Such questions were a matter of intense importance as physicists, particularly in Germany, mapped out the nature of black body radiation and how it interacts with matter. In Berlin, the physicist Ernst Pringsheim, wanting to understand Crookes’ device, measured the forces on thin slivers of mica suspended on a quartz torsion fibre, with a metal pin as a counterweight. Pringsheim’s experiments fitted Reynolds’ predictions very well but left unresolved the question of radiation pressure.

It was soon after this that a recently married American professor arrived in Berlin with his wife. Ernest Fox Nichols was born in Kansas. Both his parents died when he was quite young and he was brought up by his uncle and aunt, from whom he got his middle name. Keenly interested in the issue of black body radiation and light, he slotted right into the labs in Berlin. Working with his host, Heinrich Rubens (today remembered for his multi-holed tube that uses flames to visualise pressure changes in a gas-filled tube), he built a spectrometer to study the interaction of infrared light with quartz.

While other workers were using thermopiles or bolometers as detectors, Nichols was struck by the sensitivity of Pringsheim’s torsional radiometer. With guidance from both Rubens and Pringsheim he built a spectrometer using salt lenses, a fluorite prism as the dispersing element and an improved detector. In an evacuated chamber equipped with fluorite windows, he hung a pair of half-blackened mica vanes from a quartz fibre that ended in a small mirror, which allowed him to observe any movement Poggendorf-style. Using a Geissler mercury pump Nichols could bring the pressure down into a range where the vanes swung clearly. Though less portable than a thermopile-based instrument, it was unaffected by environmental interference – it just had to be kept under vacuum permanently to remain clean and sensitive.

It was an extraordinary instrument – the detector assembly weighed a mere 7mg and gave a full-scale deflection when exposed to the light of a candle one metre away. After swapping fluorite for silver chloride in the windows, he could measure into the far infrared, revealing unexpected absorptions.

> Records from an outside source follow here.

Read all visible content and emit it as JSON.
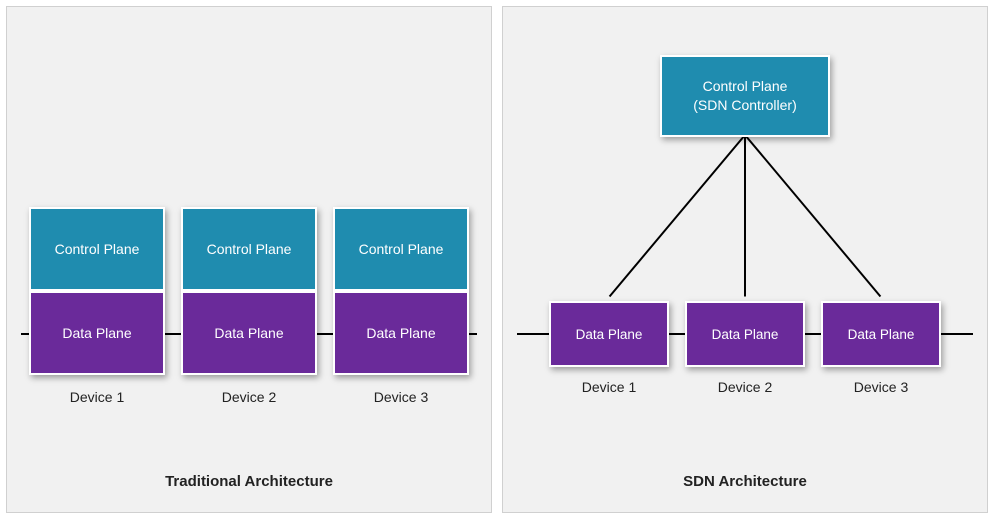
{
  "traditional": {
    "title": "Traditional Architecture",
    "devices": [
      {
        "control": "Control Plane",
        "data": "Data Plane",
        "label": "Device 1"
      },
      {
        "control": "Control Plane",
        "data": "Data Plane",
        "label": "Device 2"
      },
      {
        "control": "Control Plane",
        "data": "Data Plane",
        "label": "Device 3"
      }
    ]
  },
  "sdn": {
    "title": "SDN Architecture",
    "controller": {
      "line1": "Control Plane",
      "line2": "(SDN Controller)"
    },
    "devices": [
      {
        "data": "Data Plane",
        "label": "Device 1"
      },
      {
        "data": "Data Plane",
        "label": "Device 2"
      },
      {
        "data": "Data Plane",
        "label": "Device 3"
      }
    ]
  },
  "colors": {
    "control": "#1f8caf",
    "data": "#6a2a9a",
    "panel_bg": "#f1f1f1"
  }
}
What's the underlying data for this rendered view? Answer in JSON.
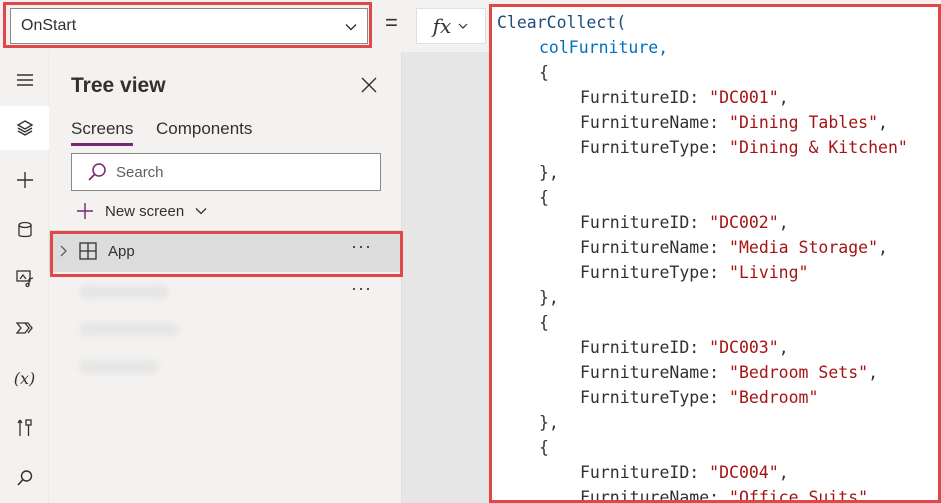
{
  "formula_bar": {
    "property": "OnStart",
    "equals": "=",
    "fx_label": "fx"
  },
  "rail": {
    "icons": [
      "hamburger-icon",
      "layers-icon",
      "plus-icon",
      "database-icon",
      "media-icon",
      "power-automate-icon",
      "variables-icon",
      "tools-icon",
      "search-icon"
    ],
    "variables_text": "(x)"
  },
  "tree_view": {
    "title": "Tree view",
    "tabs": [
      {
        "label": "Screens",
        "active": true
      },
      {
        "label": "Components",
        "active": false
      }
    ],
    "search_placeholder": "Search",
    "new_screen": "New screen",
    "app_item": "App",
    "more": "···"
  },
  "code": {
    "lines": [
      {
        "indent": 0,
        "parts": [
          {
            "t": "ClearCollect(",
            "c": "fn"
          }
        ]
      },
      {
        "indent": 1,
        "parts": [
          {
            "t": "colFurniture,",
            "c": "id"
          }
        ]
      },
      {
        "indent": 1,
        "parts": [
          {
            "t": "{",
            "c": "plain"
          }
        ]
      },
      {
        "indent": 2,
        "parts": [
          {
            "t": "FurnitureID: ",
            "c": "plain"
          },
          {
            "t": "\"DC001\"",
            "c": "str"
          },
          {
            "t": ",",
            "c": "plain"
          }
        ]
      },
      {
        "indent": 2,
        "parts": [
          {
            "t": "FurnitureName: ",
            "c": "plain"
          },
          {
            "t": "\"Dining Tables\"",
            "c": "str"
          },
          {
            "t": ",",
            "c": "plain"
          }
        ]
      },
      {
        "indent": 2,
        "parts": [
          {
            "t": "FurnitureType: ",
            "c": "plain"
          },
          {
            "t": "\"Dining & Kitchen\"",
            "c": "str"
          }
        ]
      },
      {
        "indent": 1,
        "parts": [
          {
            "t": "},",
            "c": "plain"
          }
        ]
      },
      {
        "indent": 1,
        "parts": [
          {
            "t": "{",
            "c": "plain"
          }
        ]
      },
      {
        "indent": 2,
        "parts": [
          {
            "t": "FurnitureID: ",
            "c": "plain"
          },
          {
            "t": "\"DC002\"",
            "c": "str"
          },
          {
            "t": ",",
            "c": "plain"
          }
        ]
      },
      {
        "indent": 2,
        "parts": [
          {
            "t": "FurnitureName: ",
            "c": "plain"
          },
          {
            "t": "\"Media Storage\"",
            "c": "str"
          },
          {
            "t": ",",
            "c": "plain"
          }
        ]
      },
      {
        "indent": 2,
        "parts": [
          {
            "t": "FurnitureType: ",
            "c": "plain"
          },
          {
            "t": "\"Living\"",
            "c": "str"
          }
        ]
      },
      {
        "indent": 1,
        "parts": [
          {
            "t": "},",
            "c": "plain"
          }
        ]
      },
      {
        "indent": 1,
        "parts": [
          {
            "t": "{",
            "c": "plain"
          }
        ]
      },
      {
        "indent": 2,
        "parts": [
          {
            "t": "FurnitureID: ",
            "c": "plain"
          },
          {
            "t": "\"DC003\"",
            "c": "str"
          },
          {
            "t": ",",
            "c": "plain"
          }
        ]
      },
      {
        "indent": 2,
        "parts": [
          {
            "t": "FurnitureName: ",
            "c": "plain"
          },
          {
            "t": "\"Bedroom Sets\"",
            "c": "str"
          },
          {
            "t": ",",
            "c": "plain"
          }
        ]
      },
      {
        "indent": 2,
        "parts": [
          {
            "t": "FurnitureType: ",
            "c": "plain"
          },
          {
            "t": "\"Bedroom\"",
            "c": "str"
          }
        ]
      },
      {
        "indent": 1,
        "parts": [
          {
            "t": "},",
            "c": "plain"
          }
        ]
      },
      {
        "indent": 1,
        "parts": [
          {
            "t": "{",
            "c": "plain"
          }
        ]
      },
      {
        "indent": 2,
        "parts": [
          {
            "t": "FurnitureID: ",
            "c": "plain"
          },
          {
            "t": "\"DC004\"",
            "c": "str"
          },
          {
            "t": ",",
            "c": "plain"
          }
        ]
      },
      {
        "indent": 2,
        "parts": [
          {
            "t": "FurnitureName: ",
            "c": "plain"
          },
          {
            "t": "\"Office Suits\"",
            "c": "str"
          },
          {
            "t": ",",
            "c": "plain"
          }
        ]
      }
    ]
  },
  "colors": {
    "highlight": "#e04848",
    "accent": "#742774",
    "string": "#a31515",
    "function": "#1f4e79",
    "identifier": "#0070c1"
  }
}
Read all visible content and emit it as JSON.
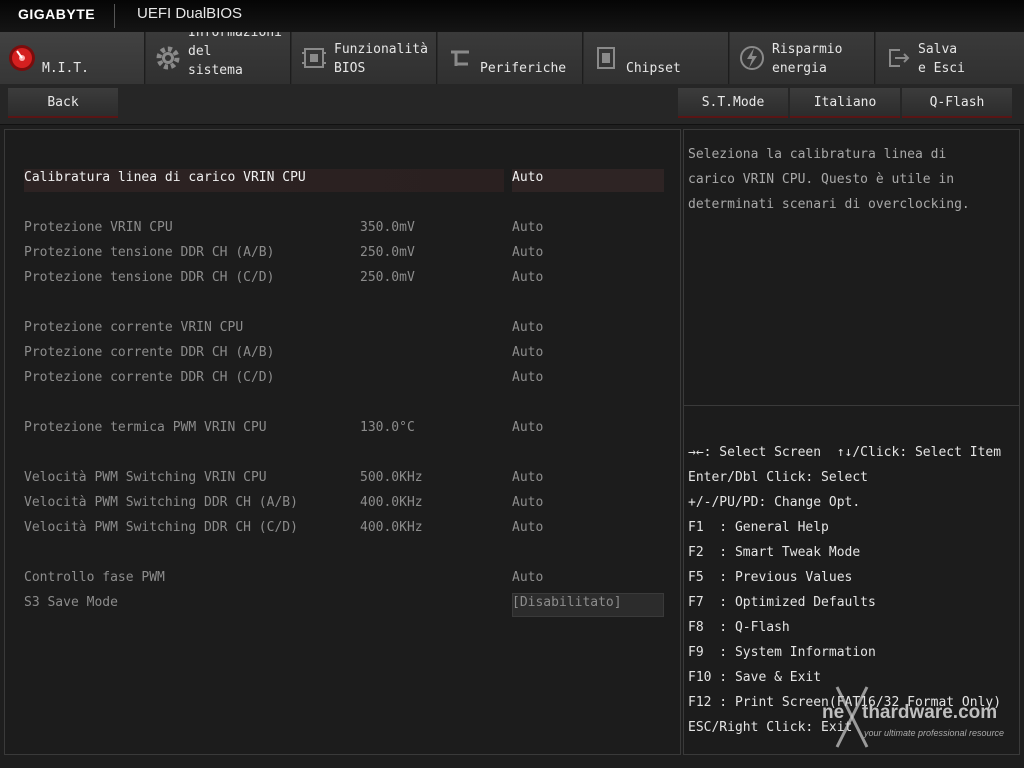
{
  "header": {
    "brand": "GIGABYTE",
    "product": "UEFI DualBIOS"
  },
  "tabs": [
    {
      "label": "M.I.T.",
      "icon": "mit-icon"
    },
    {
      "label": "Informazioni\ndel\nsistema",
      "icon": "gear-icon"
    },
    {
      "label": "Funzionalità\nBIOS",
      "icon": "chip-icon"
    },
    {
      "label": "Periferiche",
      "icon": "plug-icon"
    },
    {
      "label": "Chipset",
      "icon": "chipset-icon"
    },
    {
      "label": "Risparmio\nenergia",
      "icon": "lightning-icon"
    },
    {
      "label": "Salva\ne Esci",
      "icon": "exit-icon"
    }
  ],
  "toolbar": {
    "back": "Back",
    "stmode": "S.T.Mode",
    "language": "Italiano",
    "qflash": "Q-Flash"
  },
  "settings": [
    {
      "label": "Calibratura linea di carico VRIN CPU",
      "value": "",
      "option": "Auto"
    },
    {
      "label": "Protezione VRIN CPU",
      "value": "350.0mV",
      "option": "Auto"
    },
    {
      "label": "Protezione tensione DDR CH (A/B)",
      "value": "250.0mV",
      "option": "Auto"
    },
    {
      "label": "Protezione tensione DDR CH (C/D)",
      "value": "250.0mV",
      "option": "Auto"
    },
    {
      "label": "Protezione corrente VRIN CPU",
      "value": "",
      "option": "Auto"
    },
    {
      "label": "Protezione corrente DDR CH (A/B)",
      "value": "",
      "option": "Auto"
    },
    {
      "label": "Protezione corrente DDR CH (C/D)",
      "value": "",
      "option": "Auto"
    },
    {
      "label": "Protezione termica PWM VRIN CPU",
      "value": "130.0°C",
      "option": "Auto"
    },
    {
      "label": "Velocità PWM Switching VRIN CPU",
      "value": "500.0KHz",
      "option": "Auto"
    },
    {
      "label": "Velocità PWM Switching DDR CH (A/B)",
      "value": "400.0KHz",
      "option": "Auto"
    },
    {
      "label": "Velocità PWM Switching DDR CH (C/D)",
      "value": "400.0KHz",
      "option": "Auto"
    },
    {
      "label": "Controllo fase PWM",
      "value": "",
      "option": "Auto"
    },
    {
      "label": "S3 Save Mode",
      "value": "",
      "option": "[Disabilitato]"
    }
  ],
  "help_text": "Seleziona la calibratura linea di\ncarico VRIN CPU. Questo è utile in\ndeterminati scenari di overclocking.",
  "key_help": [
    "→←: Select Screen  ↑↓/Click: Select Item",
    "Enter/Dbl Click: Select",
    "+/-/PU/PD: Change Opt.",
    "F1  : General Help",
    "F2  : Smart Tweak Mode",
    "F5  : Previous Values",
    "F7  : Optimized Defaults",
    "F8  : Q-Flash",
    "F9  : System Information",
    "F10 : Save & Exit",
    "F12 : Print Screen(FAT16/32 Format Only)",
    "ESC/Right Click: Exit"
  ],
  "watermark": {
    "prefix": "ne",
    "name": "thardware.com",
    "tagline": "your ultimate professional resource"
  },
  "colors": {
    "accent": "#cc1a1a",
    "background": "#1e1e1e"
  }
}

Going the distance

Eventually Nichols and his family – he now had a daughter too – had to return to the US. Within months he had been ‘called’ to take up a chair at Dartmouth College. Armed with a modified version of his radiometer he began to make observations at the Yerkes observatory. His new device could detect energy from the equivalent of a candle 50,000km away and with it he made detailed measurements of the heat emanating from stars and planets.

A schematic diagram of the radiometer designed by Ernest Fox Nichols, featuring a spinning vane at the centre of a chamber

Source: © E F Nichols and G F Hull

Vanes silvered on one side in an evacuated chamber allowed the pressure exerted by light to be detected

He now returned to an idea that he had had throughout his time in Berlin: the measurement of light pressure. He developed a new torsion balance with his colleague Gordon Hull. They reasoned that the sensitivity would be doubled if the light was reflected rather than absorbed, so the much larger vanes, half an inch across, were brightly silvered on one side. Crucially, while the effect of a gas should increase with time, momentum transfer from photons would be immediate. With magnetic damping and careful control of the pressure their exquisitely sensitive radiometer soon showed results exactly in line with Maxwell’s predictions and, of course, with the new particulate quantum theory.

Nichols would move multiple times, to Columbia, Yale, and back to Dartmouth as president, but never again get the time to do any science as beautiful. And it occurs to me that I’ve only seen one comet in my life – comet Kohoutec in the winter of 1973, just after sunset with a long streaming tail. Maybe I should pack a telescope into my panniers, pedal out into the darkness and marvel both at it and at Nichols’ swinging mica vanes.


John Hudson drew my attention to this device, and much more.